[Records contained in a dataset]
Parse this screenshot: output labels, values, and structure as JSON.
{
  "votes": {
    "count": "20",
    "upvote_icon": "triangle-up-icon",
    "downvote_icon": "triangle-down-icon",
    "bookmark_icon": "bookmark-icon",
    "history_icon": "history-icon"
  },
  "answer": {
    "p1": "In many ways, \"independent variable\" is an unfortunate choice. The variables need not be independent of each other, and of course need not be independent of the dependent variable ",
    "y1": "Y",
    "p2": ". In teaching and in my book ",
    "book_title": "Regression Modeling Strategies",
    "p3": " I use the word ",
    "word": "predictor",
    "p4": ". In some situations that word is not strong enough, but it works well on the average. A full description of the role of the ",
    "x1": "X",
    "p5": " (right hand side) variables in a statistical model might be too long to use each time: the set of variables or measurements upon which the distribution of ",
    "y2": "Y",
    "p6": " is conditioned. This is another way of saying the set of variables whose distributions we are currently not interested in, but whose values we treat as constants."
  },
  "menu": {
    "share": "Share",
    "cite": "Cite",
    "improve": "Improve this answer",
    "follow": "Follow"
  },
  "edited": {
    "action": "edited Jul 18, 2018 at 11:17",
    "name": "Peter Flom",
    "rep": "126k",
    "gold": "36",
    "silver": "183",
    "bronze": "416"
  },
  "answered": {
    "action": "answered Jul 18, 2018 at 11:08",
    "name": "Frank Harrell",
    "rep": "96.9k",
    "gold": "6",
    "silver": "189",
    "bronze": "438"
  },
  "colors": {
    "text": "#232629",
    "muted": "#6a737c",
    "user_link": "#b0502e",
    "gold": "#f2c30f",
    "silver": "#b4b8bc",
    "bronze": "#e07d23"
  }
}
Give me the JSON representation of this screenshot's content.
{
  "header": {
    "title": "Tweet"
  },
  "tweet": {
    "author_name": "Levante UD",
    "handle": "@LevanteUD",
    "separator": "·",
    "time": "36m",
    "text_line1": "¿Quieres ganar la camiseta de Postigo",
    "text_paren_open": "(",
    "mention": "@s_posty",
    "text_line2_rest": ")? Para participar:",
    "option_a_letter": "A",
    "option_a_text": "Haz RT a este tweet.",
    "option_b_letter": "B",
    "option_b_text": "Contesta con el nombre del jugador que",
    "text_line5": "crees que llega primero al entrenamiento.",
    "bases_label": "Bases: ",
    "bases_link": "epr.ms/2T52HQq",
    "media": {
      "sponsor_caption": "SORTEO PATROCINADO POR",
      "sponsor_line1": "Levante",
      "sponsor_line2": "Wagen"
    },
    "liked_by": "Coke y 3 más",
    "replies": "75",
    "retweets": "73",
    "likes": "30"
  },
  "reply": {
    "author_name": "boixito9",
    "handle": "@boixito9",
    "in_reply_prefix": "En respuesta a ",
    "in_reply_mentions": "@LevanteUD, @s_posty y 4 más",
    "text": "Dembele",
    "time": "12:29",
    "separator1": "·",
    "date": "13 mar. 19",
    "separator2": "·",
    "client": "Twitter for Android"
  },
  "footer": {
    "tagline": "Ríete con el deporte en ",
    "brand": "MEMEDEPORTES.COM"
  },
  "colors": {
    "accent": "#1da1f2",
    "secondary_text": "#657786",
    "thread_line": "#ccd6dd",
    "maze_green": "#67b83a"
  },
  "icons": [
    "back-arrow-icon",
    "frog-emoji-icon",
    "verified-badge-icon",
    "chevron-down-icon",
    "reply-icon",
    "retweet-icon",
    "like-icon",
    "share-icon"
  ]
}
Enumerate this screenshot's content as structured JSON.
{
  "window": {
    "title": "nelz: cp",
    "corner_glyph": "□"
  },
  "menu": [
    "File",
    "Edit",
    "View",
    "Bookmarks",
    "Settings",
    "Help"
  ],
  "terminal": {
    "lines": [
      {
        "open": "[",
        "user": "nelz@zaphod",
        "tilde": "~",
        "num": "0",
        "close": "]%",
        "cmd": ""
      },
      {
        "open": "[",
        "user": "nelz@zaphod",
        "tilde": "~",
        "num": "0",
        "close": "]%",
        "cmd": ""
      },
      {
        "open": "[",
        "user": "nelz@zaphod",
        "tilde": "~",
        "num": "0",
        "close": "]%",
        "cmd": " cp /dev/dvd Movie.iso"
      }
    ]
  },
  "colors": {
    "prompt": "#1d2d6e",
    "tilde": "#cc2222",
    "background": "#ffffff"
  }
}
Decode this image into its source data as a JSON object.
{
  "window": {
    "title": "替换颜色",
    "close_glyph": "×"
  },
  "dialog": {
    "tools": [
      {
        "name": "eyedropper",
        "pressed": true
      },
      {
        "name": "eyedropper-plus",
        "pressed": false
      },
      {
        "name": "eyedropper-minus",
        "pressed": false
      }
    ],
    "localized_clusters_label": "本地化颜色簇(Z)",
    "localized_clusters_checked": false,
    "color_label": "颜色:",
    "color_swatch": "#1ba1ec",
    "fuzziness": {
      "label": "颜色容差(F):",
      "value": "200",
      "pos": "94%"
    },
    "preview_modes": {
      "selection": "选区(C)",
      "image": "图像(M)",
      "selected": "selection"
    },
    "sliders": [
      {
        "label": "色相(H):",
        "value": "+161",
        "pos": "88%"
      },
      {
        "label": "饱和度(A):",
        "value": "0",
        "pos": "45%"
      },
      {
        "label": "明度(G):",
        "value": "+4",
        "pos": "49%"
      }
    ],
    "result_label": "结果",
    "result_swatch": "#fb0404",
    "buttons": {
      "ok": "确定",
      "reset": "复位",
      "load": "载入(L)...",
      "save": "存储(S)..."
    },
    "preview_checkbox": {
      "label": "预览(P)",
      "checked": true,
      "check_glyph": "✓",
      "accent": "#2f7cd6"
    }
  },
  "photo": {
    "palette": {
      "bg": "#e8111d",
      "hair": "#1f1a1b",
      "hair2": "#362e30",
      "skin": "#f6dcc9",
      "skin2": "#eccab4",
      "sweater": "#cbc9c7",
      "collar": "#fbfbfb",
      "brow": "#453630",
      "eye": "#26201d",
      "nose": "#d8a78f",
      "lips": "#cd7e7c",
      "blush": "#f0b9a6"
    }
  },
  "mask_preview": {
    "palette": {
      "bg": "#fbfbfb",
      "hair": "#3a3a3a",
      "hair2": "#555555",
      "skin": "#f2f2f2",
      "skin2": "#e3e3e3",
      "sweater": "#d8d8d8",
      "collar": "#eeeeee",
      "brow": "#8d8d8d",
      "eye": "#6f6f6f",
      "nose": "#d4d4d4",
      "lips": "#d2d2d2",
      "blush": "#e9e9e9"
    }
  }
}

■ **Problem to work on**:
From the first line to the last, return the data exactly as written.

■ **Response area**:
Parse this screenshot: output labels, values, and structure as JSON.
{
  "votes": {
    "count": "20",
    "upvote_icon": "triangle-up-icon",
    "downvote_icon": "triangle-down-icon",
    "bookmark_icon": "bookmark-icon",
    "history_icon": "history-icon"
  },
  "answer": {
    "p1": "In many ways, \"independent variable\" is an unfortunate choice. The variables need not be independent of each other, and of course need not be independent of the dependent variable ",
    "y1": "Y",
    "p2": ". In teaching and in my book ",
    "book_title": "Regression Modeling Strategies",
    "p3": " I use the word ",
    "word": "predictor",
    "p4": ". In some situations that word is not strong enough, but it works well on the average. A full description of the role of the ",
    "x1": "X",
    "p5": " (right hand side) variables in a statistical model might be too long to use each time: the set of variables or measurements upon which the distribution of ",
    "y2": "Y",
    "p6": " is conditioned. This is another way of saying the set of variables whose distributions we are currently not interested in, but whose values we treat as constants."
  },
  "menu": {
    "share": "Share",
    "cite": "Cite",
    "improve": "Improve this answer",
    "follow": "Follow"
  },
  "edited": {
    "action": "edited Jul 18, 2018 at 11:17",
    "name": "Peter Flom",
    "rep": "126k",
    "gold": "36",
    "silver": "183",
    "bronze": "416"
  },
  "answered": {
    "action": "answered Jul 18, 2018 at 11:08",
    "name": "Frank Harrell",
    "rep": "96.9k",
    "gold": "6",
    "silver": "189",
    "bronze": "438"
  },
  "colors": {
    "text": "#232629",
    "muted": "#6a737c",
    "user_link": "#b0502e",
    "gold": "#f2c30f",
    "silver": "#b4b8bc",
    "bronze": "#e07d23"
  }
}
Give me the JSON representation of this screenshot's content.
{
  "header": {
    "title": "Tweet"
  },
  "tweet": {
    "author_name": "Levante UD",
    "handle": "@LevanteUD",
    "separator": "·",
    "time": "36m",
    "text_line1": "¿Quieres ganar la camiseta de Postigo",
    "text_paren_open": "(",
    "mention": "@s_posty",
    "text_line2_rest": ")? Para participar:",
    "option_a_letter": "A",
    "option_a_text": "Haz RT a este tweet.",
    "option_b_letter": "B",
    "option_b_text": "Contesta con el nombre del jugador que",
    "text_line5": "crees que llega primero al entrenamiento.",
    "bases_label": "Bases: ",
    "bases_link": "epr.ms/2T52HQq",
    "media": {
      "sponsor_caption": "SORTEO PATROCINADO POR",
      "sponsor_line1": "Levante",
      "sponsor_line2": "Wagen"
    },
    "liked_by": "Coke y 3 más",
    "replies": "75",
    "retweets": "73",
    "likes": "30"
  },
  "reply": {
    "author_name": "boixito9",
    "handle": "@boixito9",
    "in_reply_prefix": "En respuesta a ",
    "in_reply_mentions": "@LevanteUD, @s_posty y 4 más",
    "text": "Dembele",
    "time": "12:29",
    "separator1": "·",
    "date": "13 mar. 19",
    "separator2": "·",
    "client": "Twitter for Android"
  },
  "footer": {
    "tagline": "Ríete con el deporte en ",
    "brand": "MEMEDEPORTES.COM"
  },
  "colors": {
    "accent": "#1da1f2",
    "secondary_text": "#657786",
    "thread_line": "#ccd6dd",
    "maze_green": "#67b83a"
  },
  "icons": [
    "back-arrow-icon",
    "frog-emoji-icon",
    "verified-badge-icon",
    "chevron-down-icon",
    "reply-icon",
    "retweet-icon",
    "like-icon",
    "share-icon"
  ]
}
Enumerate this screenshot's content as structured JSON.
{
  "window": {
    "title": "nelz: cp",
    "corner_glyph": "□"
  },
  "menu": [
    "File",
    "Edit",
    "View",
    "Bookmarks",
    "Settings",
    "Help"
  ],
  "terminal": {
    "lines": [
      {
        "open": "[",
        "user": "nelz@zaphod",
        "tilde": "~",
        "num": "0",
        "close": "]%",
        "cmd": ""
      },
      {
        "open": "[",
        "user": "nelz@zaphod",
        "tilde": "~",
        "num": "0",
        "close": "]%",
        "cmd": ""
      },
      {
        "open": "[",
        "user": "nelz@zaphod",
        "tilde": "~",
        "num": "0",
        "close": "]%",
        "cmd": " cp /dev/dvd Movie.iso"
      }
    ]
  },
  "colors": {
    "prompt": "#1d2d6e",
    "tilde": "#cc2222",
    "background": "#ffffff"
  }
}
Decode this image into its source data as a JSON object.
{
  "window": {
    "title": "替换颜色",
    "close_glyph": "×"
  },
  "dialog": {
    "tools": [
      {
        "name": "eyedropper",
        "pressed": true
      },
      {
        "name": "eyedropper-plus",
        "pressed": false
      },
      {
        "name": "eyedropper-minus",
        "pressed": false
      }
    ],
    "localized_clusters_label": "本地化颜色簇(Z)",
    "localized_clusters_checked": false,
    "color_label": "颜色:",
    "color_swatch": "#1ba1ec",
    "fuzziness": {
      "label": "颜色容差(F):",
      "value": "200",
      "pos": "94%"
    },
    "preview_modes": {
      "selection": "选区(C)",
      "image": "图像(M)",
      "selected": "selection"
    },
    "sliders": [
      {
        "label": "色相(H):",
        "value": "+161",
        "pos": "88%"
      },
      {
        "label": "饱和度(A):",
        "value": "0",
        "pos": "45%"
      },
      {
        "label": "明度(G):",
        "value": "+4",
        "pos": "49%"
      }
    ],
    "result_label": "结果",
    "result_swatch": "#fb0404",
    "buttons": {
      "ok": "确定",
      "reset": "复位",
      "load": "载入(L)...",
      "save": "存储(S)..."
    },
    "preview_checkbox": {
      "label": "预览(P)",
      "checked": true,
      "check_glyph": "✓",
      "accent": "#2f7cd6"
    }
  },
  "photo": {
    "palette": {
      "bg": "#e8111d",
      "hair": "#1f1a1b",
      "hair2": "#362e30",
      "skin": "#f6dcc9",
      "skin2": "#eccab4",
      "sweater": "#cbc9c7",
      "collar": "#fbfbfb",
      "brow": "#453630",
      "eye": "#26201d",
      "nose": "#d8a78f",
      "lips": "#cd7e7c",
      "blush": "#f0b9a6"
    }
  },
  "mask_preview": {
    "palette": {
      "bg": "#fbfbfb",
      "hair": "#3a3a3a",
      "hair2": "#555555",
      "skin": "#f2f2f2",
      "skin2": "#e3e3e3",
      "sweater": "#d8d8d8",
      "collar": "#eeeeee",
      "brow": "#8d8d8d",
      "eye": "#6f6f6f",
      "nose": "#d4d4d4",
      "lips": "#d2d2d2",
      "blush": "#e9e9e9"
    }
  }
}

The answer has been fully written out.